Data in this exercise:

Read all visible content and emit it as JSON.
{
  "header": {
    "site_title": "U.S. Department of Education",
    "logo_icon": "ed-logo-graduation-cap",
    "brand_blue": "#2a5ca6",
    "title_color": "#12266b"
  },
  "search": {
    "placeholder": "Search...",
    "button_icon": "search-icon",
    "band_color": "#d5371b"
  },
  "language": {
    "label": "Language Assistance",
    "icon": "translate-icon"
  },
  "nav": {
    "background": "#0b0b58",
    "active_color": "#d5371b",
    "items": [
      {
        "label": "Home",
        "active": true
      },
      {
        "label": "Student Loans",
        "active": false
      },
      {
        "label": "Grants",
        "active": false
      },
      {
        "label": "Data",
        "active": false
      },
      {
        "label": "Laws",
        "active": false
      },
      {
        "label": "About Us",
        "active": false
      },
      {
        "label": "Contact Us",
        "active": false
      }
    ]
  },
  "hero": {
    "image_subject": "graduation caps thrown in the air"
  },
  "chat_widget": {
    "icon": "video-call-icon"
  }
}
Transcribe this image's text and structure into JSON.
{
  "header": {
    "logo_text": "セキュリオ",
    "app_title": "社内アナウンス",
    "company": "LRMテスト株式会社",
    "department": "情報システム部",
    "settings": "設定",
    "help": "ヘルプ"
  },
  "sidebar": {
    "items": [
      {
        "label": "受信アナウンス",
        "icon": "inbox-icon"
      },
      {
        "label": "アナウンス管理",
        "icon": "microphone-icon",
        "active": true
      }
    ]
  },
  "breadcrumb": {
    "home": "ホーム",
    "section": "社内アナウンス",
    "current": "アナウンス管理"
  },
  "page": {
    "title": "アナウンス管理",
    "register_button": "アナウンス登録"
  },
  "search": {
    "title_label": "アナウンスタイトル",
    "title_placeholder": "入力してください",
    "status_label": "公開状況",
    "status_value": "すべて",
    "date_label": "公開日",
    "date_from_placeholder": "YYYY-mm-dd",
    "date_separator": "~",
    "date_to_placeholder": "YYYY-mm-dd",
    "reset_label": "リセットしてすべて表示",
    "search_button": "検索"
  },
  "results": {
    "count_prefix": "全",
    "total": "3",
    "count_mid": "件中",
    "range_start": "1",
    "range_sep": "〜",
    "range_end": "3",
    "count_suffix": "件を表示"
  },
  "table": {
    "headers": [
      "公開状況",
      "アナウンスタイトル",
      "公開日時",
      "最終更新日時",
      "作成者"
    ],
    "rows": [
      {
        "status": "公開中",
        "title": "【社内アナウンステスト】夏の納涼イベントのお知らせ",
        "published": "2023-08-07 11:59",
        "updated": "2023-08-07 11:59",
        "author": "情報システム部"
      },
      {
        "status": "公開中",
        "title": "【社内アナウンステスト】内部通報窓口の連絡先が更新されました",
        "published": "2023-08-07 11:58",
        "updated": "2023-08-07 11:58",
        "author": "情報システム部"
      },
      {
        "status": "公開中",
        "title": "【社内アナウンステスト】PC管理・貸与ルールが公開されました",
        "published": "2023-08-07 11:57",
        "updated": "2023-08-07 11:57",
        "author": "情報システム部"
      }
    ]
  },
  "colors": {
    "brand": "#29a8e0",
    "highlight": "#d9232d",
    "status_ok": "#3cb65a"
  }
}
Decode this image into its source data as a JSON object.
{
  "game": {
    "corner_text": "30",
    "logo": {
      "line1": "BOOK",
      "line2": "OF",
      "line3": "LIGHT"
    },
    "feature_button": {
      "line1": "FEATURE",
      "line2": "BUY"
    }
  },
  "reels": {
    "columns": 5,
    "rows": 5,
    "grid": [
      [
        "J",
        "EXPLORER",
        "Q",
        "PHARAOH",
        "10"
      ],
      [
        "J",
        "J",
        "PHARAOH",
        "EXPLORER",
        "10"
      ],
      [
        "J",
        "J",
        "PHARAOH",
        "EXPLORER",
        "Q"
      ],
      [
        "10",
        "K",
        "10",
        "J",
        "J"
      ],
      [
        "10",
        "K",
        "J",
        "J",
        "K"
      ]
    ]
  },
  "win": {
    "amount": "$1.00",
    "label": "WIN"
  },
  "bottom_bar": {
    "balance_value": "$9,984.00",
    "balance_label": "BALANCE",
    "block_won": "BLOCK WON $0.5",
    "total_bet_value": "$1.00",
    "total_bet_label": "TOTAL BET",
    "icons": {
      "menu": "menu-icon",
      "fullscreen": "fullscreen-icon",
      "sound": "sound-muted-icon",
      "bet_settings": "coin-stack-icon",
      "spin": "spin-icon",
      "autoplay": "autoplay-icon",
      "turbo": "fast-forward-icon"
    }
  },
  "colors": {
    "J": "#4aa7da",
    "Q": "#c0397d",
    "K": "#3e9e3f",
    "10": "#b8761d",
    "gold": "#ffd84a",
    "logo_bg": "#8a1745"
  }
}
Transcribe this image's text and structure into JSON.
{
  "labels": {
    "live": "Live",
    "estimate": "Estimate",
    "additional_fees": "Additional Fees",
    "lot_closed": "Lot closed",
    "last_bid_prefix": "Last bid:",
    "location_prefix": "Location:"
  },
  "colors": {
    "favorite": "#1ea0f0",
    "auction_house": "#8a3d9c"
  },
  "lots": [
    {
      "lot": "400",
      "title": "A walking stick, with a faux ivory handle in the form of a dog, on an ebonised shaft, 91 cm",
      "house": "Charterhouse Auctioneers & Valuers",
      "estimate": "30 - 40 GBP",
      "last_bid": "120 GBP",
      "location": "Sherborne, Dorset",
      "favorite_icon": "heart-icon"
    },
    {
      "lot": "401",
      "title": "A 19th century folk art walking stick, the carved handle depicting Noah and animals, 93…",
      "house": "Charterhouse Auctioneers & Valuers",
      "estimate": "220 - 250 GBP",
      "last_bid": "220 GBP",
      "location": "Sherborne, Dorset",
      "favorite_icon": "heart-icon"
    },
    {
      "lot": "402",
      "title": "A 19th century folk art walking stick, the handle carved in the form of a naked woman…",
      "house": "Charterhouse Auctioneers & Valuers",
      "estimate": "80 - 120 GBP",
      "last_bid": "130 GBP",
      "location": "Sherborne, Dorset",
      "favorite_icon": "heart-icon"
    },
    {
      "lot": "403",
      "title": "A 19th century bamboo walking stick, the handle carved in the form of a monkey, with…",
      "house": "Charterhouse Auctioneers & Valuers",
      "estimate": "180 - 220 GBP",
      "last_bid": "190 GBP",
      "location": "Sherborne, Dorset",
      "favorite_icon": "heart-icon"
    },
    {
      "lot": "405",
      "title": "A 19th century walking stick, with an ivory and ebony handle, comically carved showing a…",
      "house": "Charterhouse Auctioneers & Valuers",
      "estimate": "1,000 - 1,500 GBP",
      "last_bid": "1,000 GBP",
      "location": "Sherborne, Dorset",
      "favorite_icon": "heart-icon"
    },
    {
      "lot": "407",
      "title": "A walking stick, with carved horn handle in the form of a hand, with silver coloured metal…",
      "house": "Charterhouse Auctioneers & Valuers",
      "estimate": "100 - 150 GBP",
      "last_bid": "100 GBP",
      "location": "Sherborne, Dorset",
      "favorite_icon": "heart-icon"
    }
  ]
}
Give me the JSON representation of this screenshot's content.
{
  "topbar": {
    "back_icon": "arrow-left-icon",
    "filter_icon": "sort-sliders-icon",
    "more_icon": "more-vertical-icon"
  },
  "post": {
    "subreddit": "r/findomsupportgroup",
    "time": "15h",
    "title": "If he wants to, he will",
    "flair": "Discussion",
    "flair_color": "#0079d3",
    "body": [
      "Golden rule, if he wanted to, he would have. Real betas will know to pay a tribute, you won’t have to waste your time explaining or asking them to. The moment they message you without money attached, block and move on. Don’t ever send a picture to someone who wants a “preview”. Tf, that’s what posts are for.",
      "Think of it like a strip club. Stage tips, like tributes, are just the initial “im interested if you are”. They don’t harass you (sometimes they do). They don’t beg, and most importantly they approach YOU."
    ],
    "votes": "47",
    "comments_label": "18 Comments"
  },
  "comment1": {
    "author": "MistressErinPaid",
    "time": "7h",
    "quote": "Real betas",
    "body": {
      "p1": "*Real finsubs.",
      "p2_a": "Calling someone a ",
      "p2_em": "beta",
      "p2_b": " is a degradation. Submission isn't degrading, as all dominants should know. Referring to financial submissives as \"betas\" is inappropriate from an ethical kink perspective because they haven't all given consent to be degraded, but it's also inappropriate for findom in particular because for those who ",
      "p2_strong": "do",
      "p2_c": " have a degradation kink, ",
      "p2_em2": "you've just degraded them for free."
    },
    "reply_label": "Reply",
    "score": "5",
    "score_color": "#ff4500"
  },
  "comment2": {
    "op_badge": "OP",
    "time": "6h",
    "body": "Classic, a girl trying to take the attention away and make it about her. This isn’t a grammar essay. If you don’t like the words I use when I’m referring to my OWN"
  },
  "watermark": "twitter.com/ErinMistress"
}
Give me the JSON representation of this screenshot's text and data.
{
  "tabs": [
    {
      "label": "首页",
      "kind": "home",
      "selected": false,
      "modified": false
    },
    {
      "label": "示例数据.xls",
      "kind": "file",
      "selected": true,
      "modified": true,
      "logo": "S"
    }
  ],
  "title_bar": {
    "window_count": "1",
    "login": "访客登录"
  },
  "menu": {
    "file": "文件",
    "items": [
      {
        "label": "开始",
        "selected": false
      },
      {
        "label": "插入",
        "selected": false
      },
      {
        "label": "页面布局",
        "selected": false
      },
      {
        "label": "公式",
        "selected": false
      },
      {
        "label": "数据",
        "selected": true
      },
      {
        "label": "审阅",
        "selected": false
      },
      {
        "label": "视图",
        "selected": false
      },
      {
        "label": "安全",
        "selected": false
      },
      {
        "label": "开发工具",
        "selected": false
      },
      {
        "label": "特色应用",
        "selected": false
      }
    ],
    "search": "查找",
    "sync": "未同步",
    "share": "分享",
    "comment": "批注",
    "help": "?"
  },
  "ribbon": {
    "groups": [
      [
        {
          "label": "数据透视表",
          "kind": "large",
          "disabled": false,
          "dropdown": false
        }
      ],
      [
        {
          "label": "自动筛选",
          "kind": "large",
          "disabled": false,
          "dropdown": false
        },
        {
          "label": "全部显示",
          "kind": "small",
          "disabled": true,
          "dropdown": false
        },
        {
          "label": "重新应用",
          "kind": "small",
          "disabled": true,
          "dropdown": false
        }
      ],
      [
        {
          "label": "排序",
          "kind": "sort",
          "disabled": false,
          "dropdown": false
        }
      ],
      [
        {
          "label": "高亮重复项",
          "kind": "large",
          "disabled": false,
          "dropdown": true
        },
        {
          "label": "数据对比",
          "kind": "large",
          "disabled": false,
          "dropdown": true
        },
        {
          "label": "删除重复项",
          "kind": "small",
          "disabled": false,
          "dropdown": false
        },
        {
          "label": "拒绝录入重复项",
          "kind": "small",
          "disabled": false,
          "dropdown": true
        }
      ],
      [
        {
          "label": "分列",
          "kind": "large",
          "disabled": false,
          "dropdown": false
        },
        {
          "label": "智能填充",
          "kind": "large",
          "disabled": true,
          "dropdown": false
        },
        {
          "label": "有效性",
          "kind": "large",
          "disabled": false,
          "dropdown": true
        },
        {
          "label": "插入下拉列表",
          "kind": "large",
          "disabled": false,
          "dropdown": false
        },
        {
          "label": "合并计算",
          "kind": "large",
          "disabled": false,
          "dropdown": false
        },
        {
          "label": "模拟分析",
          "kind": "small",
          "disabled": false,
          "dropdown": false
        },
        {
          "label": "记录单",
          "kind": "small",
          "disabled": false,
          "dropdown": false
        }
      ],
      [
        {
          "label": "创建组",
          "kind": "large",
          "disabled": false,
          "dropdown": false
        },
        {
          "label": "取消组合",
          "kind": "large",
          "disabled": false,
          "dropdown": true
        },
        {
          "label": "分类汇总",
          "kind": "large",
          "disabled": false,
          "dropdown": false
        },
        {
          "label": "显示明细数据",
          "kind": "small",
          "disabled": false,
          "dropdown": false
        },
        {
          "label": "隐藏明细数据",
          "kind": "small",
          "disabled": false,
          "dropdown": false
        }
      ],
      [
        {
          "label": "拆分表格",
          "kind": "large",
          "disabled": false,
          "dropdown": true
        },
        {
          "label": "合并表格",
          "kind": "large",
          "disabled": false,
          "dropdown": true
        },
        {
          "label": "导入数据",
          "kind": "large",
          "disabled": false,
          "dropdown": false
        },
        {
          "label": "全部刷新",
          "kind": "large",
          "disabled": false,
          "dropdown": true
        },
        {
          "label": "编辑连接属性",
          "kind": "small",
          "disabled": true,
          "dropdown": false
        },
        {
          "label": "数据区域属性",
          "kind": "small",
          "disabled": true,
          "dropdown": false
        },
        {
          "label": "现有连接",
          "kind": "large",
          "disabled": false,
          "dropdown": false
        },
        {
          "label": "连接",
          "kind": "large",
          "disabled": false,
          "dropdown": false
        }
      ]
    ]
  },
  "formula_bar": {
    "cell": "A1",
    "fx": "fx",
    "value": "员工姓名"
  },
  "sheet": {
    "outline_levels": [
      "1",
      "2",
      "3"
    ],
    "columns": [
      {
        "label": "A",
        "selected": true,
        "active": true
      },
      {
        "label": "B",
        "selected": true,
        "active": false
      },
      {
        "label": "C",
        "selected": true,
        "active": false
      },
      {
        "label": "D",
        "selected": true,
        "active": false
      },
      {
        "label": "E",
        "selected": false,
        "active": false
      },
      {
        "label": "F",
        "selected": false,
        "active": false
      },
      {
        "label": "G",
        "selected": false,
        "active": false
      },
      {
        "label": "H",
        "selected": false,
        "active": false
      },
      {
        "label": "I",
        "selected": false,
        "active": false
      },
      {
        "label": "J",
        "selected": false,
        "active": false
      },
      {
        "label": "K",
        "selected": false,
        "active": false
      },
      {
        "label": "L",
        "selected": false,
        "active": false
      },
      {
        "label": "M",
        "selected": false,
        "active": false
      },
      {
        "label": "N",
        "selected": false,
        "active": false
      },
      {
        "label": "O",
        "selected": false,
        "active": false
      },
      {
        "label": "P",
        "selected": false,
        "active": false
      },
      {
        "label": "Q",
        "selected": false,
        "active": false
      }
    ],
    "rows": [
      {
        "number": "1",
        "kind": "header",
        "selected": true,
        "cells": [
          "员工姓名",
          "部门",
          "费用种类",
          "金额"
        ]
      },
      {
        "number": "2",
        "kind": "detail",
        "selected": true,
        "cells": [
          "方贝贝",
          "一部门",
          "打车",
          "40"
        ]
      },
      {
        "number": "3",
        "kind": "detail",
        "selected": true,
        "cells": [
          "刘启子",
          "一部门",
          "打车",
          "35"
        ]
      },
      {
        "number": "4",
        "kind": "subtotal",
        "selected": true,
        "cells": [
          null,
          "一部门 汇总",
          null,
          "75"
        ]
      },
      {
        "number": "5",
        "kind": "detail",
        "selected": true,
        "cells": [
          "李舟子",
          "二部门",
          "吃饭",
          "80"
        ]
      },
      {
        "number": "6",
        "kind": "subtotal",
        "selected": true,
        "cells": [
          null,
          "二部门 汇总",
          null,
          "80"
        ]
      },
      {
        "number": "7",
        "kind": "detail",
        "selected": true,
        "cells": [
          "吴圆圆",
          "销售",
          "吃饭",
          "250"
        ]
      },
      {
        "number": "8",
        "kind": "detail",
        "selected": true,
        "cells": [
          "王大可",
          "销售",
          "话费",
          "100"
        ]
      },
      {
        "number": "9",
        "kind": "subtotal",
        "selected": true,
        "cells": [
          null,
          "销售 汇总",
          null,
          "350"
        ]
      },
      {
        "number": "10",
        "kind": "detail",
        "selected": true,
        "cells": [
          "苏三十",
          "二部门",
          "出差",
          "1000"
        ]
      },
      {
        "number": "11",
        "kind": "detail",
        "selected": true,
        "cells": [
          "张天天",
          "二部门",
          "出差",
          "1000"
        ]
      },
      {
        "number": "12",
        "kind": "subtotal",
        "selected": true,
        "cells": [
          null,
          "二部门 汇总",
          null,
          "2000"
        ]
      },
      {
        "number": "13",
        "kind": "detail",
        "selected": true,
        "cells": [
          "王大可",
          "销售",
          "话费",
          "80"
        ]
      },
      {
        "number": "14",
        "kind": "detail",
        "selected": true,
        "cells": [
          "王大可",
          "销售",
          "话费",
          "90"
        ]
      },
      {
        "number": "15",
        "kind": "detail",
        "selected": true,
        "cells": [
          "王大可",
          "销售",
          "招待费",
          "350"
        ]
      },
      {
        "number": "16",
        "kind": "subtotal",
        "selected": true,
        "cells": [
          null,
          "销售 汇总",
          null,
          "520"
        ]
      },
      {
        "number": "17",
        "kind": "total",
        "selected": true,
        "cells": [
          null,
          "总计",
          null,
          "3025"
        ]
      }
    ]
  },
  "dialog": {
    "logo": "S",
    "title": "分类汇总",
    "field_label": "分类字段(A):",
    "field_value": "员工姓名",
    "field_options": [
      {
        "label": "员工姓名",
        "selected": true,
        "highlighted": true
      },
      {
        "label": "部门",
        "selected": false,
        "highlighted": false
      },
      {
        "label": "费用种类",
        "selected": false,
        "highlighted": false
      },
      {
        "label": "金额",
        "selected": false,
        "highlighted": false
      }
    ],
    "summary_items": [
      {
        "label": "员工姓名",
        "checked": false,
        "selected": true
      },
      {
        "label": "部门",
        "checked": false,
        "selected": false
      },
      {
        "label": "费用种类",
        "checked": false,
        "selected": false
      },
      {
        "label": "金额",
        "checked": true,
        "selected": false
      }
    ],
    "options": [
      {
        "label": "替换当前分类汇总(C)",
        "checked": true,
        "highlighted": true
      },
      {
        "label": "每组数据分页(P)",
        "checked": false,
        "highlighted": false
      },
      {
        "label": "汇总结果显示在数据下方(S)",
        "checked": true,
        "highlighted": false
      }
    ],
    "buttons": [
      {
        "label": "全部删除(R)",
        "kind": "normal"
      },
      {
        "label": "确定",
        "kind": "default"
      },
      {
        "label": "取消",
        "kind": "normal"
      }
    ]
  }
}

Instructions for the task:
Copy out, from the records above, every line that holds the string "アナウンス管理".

Exercise response:
        "label": "アナウンス管理",
    "current": "アナウンス管理"
    "title": "アナウンス管理",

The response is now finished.